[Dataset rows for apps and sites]
::::::

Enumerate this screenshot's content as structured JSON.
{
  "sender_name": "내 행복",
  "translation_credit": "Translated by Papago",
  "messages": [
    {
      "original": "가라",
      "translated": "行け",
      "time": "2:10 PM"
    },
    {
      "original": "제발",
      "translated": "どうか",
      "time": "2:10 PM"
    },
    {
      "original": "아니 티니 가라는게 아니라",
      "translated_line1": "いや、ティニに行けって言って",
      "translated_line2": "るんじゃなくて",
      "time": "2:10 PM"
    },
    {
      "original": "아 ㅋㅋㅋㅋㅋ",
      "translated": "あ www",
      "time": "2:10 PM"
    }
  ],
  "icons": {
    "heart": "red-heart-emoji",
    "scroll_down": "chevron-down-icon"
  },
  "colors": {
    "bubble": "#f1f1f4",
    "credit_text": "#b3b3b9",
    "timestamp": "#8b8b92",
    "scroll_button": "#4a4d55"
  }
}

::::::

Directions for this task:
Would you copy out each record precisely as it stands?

Response to the task:
Enumerate this screenshot's content as structured JSON.
{
  "sender_name": "내 행복",
  "translation_credit": "Translated by Papago",
  "messages": [
    {
      "original": "가라",
      "translated": "行け",
      "time": "2:10 PM"
    },
    {
      "original": "제발",
      "translated": "どうか",
      "time": "2:10 PM"
    },
    {
      "original": "아니 티니 가라는게 아니라",
      "translated_line1": "いや、ティニに行けって言って",
      "translated_line2": "るんじゃなくて",
      "time": "2:10 PM"
    },
    {
      "original": "아 ㅋㅋㅋㅋㅋ",
      "translated": "あ www",
      "time": "2:10 PM"
    }
  ],
  "icons": {
    "heart": "red-heart-emoji",
    "scroll_down": "chevron-down-icon"
  },
  "colors": {
    "bubble": "#f1f1f4",
    "credit_text": "#b3b3b9",
    "timestamp": "#8b8b92",
    "scroll_button": "#4a4d55"
  }
}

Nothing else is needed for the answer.